╔══

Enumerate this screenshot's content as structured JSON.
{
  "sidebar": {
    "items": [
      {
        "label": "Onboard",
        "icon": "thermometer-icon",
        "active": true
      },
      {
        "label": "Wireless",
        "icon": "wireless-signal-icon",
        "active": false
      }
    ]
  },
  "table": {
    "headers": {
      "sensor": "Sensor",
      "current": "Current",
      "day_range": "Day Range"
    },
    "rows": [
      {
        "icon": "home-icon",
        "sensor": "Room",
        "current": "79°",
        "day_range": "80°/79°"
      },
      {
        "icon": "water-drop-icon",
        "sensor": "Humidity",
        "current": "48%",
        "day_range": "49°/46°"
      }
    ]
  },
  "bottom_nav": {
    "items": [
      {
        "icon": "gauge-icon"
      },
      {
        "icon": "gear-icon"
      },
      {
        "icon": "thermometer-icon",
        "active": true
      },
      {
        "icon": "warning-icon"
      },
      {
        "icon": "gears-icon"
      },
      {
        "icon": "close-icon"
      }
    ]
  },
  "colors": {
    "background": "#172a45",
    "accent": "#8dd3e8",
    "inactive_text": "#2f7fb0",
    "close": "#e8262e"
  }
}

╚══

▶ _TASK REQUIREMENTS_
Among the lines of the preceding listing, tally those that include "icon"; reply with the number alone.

▶ _OUTPUT FOR THIS TASK_
10